There is another kind of silence that is acceptable, though sometimes uncomfortable, to me, and that is the kind of silence where you hold your tongue.
Granted, there are times when we all need to hold our tongue; those are so universally recognized that I don’t need to discuss them. Other times, though, the decision to speak or not depends on our sensitivity to and awareness of the other person. If there is something I would like to say, but feel hesitant to, then I take the time required to think about it, and to ask myself why I am hesitating.
Sometimes I am hesitating because I want to say something but am not confident of my ability to say it with diplomacy and care; if I don’t think I can say it in a way that will make it possible for the other person to receive it, then there’s no point in saying it. After all, what’s the difference between a communication not shared and a communication not received?

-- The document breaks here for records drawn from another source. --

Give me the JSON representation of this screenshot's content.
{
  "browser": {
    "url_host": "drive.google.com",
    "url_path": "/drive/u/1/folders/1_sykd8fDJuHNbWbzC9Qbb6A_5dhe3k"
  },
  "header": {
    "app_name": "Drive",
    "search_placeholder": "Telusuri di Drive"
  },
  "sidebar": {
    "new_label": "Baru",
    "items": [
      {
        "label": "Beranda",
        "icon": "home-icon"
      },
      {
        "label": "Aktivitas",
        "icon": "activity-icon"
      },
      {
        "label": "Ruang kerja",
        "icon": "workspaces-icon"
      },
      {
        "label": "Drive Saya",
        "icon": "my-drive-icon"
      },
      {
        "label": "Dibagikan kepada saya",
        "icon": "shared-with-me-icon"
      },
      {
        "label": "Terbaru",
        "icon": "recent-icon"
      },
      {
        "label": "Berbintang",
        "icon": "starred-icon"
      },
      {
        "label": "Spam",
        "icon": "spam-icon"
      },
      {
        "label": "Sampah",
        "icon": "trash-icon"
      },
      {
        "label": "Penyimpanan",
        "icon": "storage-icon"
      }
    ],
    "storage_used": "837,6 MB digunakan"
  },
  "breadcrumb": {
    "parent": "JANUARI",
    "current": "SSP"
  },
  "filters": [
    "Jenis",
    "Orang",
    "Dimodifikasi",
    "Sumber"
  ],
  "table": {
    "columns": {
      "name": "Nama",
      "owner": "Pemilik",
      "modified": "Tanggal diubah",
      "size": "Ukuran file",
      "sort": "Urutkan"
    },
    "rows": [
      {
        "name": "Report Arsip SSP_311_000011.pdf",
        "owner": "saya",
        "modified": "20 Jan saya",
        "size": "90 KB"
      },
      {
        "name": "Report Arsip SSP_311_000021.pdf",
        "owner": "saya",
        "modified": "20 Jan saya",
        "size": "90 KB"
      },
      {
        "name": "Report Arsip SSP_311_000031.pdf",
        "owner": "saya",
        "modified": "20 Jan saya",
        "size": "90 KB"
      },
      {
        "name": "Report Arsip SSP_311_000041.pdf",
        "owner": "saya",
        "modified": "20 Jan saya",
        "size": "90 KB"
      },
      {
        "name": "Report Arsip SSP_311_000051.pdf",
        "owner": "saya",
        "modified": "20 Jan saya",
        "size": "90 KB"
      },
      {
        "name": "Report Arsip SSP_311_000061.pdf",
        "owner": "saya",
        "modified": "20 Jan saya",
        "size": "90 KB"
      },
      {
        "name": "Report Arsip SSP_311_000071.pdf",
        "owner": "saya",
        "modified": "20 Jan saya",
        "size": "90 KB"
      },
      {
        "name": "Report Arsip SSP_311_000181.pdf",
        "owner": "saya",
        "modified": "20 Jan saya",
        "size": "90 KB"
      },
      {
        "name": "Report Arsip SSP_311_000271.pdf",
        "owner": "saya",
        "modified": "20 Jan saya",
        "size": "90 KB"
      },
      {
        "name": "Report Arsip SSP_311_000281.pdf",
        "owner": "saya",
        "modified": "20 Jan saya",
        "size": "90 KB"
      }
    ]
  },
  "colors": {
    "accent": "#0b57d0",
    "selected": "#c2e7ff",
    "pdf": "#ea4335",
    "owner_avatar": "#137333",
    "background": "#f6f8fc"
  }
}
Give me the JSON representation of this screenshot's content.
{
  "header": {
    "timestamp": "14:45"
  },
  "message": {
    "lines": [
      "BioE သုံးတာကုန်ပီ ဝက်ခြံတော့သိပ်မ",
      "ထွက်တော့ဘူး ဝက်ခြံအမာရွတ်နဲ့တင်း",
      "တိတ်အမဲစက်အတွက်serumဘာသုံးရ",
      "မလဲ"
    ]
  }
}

Not an awful lot, though sometimes I’ll say something knowing full well that the person can’t or won’t hear what I have to say, because I believe that one day it will make sense to them. I’ve been on the receiving end of such remarks, and though at the time I received them, I didn’t understand, when I later got it, I was grateful to the person who had said it, because I think they were in part instrumental in my getting the idea—however eventually that was.

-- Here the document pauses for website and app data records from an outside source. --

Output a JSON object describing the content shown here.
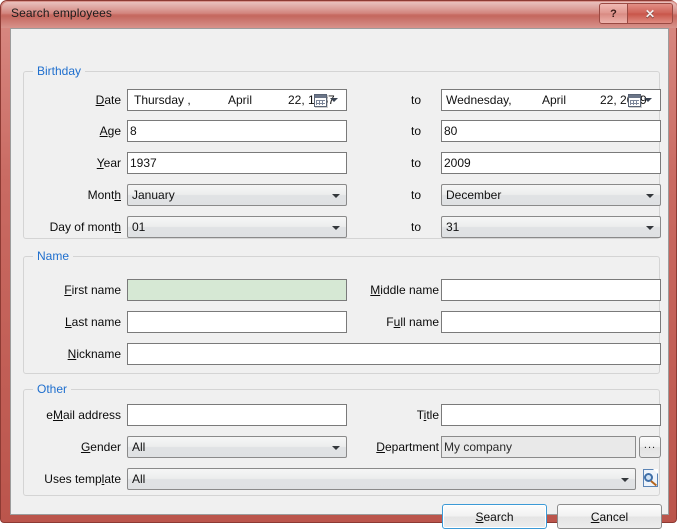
{
  "window": {
    "title": "Search employees",
    "help_button": "?",
    "close_button": "✕",
    "accent_red": "#c4675e",
    "group_label_color": "#1f6fce",
    "focus_field_color": "#d6e8d4"
  },
  "groups": {
    "birthday": {
      "title": "Birthday"
    },
    "name": {
      "title": "Name"
    },
    "other": {
      "title": "Other"
    }
  },
  "birthday": {
    "rows": [
      {
        "label_pre": "",
        "label_accel": "D",
        "label_post": "ate",
        "from_type": "datepicker",
        "from_value_day": "Thursday ,",
        "from_value_month": "April",
        "from_value_date": "22, 1937",
        "to_label": "to",
        "to_value_day": "Wednesday,",
        "to_value_month": "April",
        "to_value_date": "22, 2009"
      },
      {
        "label_pre": "",
        "label_accel": "A",
        "label_post": "ge",
        "from_type": "text",
        "from_value": "8",
        "to_label": "to",
        "to_value": "80"
      },
      {
        "label_pre": "",
        "label_accel": "Y",
        "label_post": "ear",
        "from_type": "text",
        "from_value": "1937",
        "to_label": "to",
        "to_value": "2009"
      },
      {
        "label_pre": "Mont",
        "label_accel": "h",
        "label_post": "",
        "from_type": "combo",
        "from_value": "January",
        "to_label": "to",
        "to_value": "December"
      },
      {
        "label_pre": "Day of mont",
        "label_accel": "h",
        "label_post": "",
        "from_type": "combo",
        "from_value": "01",
        "to_label": "to",
        "to_value": "31"
      }
    ]
  },
  "name": {
    "first_name": {
      "label_pre": "",
      "label_accel": "F",
      "label_post": "irst name",
      "value": ""
    },
    "middle_name": {
      "label_pre": "",
      "label_accel": "M",
      "label_post": "iddle name",
      "value": ""
    },
    "last_name": {
      "label_pre": "",
      "label_accel": "L",
      "label_post": "ast name",
      "value": ""
    },
    "full_name": {
      "label_pre": "F",
      "label_accel": "u",
      "label_post": "ll name",
      "value": ""
    },
    "nickname": {
      "label_pre": "",
      "label_accel": "N",
      "label_post": "ickname",
      "value": ""
    }
  },
  "other": {
    "email": {
      "label_pre": "e",
      "label_accel": "M",
      "label_post": "ail address",
      "value": ""
    },
    "title": {
      "label_pre": "T",
      "label_accel": "i",
      "label_post": "tle",
      "value": ""
    },
    "gender": {
      "label_pre": "",
      "label_accel": "G",
      "label_post": "ender",
      "value": "All"
    },
    "department": {
      "label_pre": "",
      "label_accel": "D",
      "label_post": "epartment",
      "value": "My company",
      "browse_button": "..."
    },
    "uses_template": {
      "label_pre": "Uses temp",
      "label_accel": "l",
      "label_post": "ate",
      "value": "All"
    }
  },
  "footer": {
    "search": {
      "pre": "",
      "accel": "S",
      "post": "earch"
    },
    "cancel": {
      "pre": "",
      "accel": "C",
      "post": "ancel"
    }
  }
}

With other people, though, my sense is that they are either dealing with so many other issues that they just cannot yet take on another, or that they are moving so slowly through their life lessons that whatever it is I am seeing, they are not going to get to in this lifetime. So I say nothing.
Other times I hesitate because I have the sense that, were I to say something, that person would be so offended that they would drop the friendship, and the friendship means more to me than perhaps uselessly speaking up. I did lose a friend for a year that way. She was on the phone with me, complaining, as she had so many times before, about a life situation as though she were a victim of circumstances. My heart went out to her, but I didn’t like being taken through the emotional wringer time and again about the same issue when I knew full well she had deliberately and consciously made the choice to be in that situation. So I told her that she had chosen her circumstances (rather bluntly, I’m sorry to say), and she stopped speaking with me. A year later, she forgave me, admitted the truth of what I had said, and had come to a better way of thinking about it herself so that she found purpose in her choices rather than victimhood, and we have remained friends since.

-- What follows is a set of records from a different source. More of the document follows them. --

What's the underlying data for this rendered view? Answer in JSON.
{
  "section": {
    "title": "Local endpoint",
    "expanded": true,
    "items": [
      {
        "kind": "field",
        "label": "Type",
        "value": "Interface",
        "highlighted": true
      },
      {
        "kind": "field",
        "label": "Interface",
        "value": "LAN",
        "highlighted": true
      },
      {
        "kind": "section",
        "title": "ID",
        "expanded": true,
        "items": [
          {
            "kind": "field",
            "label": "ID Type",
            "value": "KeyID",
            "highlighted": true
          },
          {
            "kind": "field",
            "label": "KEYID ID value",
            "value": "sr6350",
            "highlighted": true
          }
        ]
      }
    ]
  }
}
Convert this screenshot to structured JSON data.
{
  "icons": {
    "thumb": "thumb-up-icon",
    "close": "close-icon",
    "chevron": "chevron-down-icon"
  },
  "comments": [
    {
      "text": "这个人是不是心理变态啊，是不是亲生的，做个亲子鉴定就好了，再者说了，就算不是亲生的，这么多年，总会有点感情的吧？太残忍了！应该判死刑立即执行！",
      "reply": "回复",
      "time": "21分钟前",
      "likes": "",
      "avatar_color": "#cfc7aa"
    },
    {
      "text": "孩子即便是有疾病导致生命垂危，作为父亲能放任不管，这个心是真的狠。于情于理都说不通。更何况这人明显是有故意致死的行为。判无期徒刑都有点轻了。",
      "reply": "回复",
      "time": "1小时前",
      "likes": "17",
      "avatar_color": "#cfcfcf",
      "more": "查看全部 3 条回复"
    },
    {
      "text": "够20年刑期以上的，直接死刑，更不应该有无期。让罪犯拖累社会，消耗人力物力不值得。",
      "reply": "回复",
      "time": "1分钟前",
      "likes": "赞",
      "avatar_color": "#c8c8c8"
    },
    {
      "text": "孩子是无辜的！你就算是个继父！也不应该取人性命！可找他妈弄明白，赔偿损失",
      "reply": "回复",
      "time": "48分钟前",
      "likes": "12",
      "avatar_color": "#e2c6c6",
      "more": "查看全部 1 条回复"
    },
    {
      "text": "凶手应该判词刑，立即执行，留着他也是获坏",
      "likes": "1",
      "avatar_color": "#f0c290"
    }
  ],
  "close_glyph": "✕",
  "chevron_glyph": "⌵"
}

Even so, it is sometimes difficult to know when to speak and when not to. I trust my inner guidance; if my heart is warning me not to say something, I stay quiet. If it is just my head telling me not to say anything, and my heart is guiding me to speak up, then I do my best to say it as quietly and gently as I can.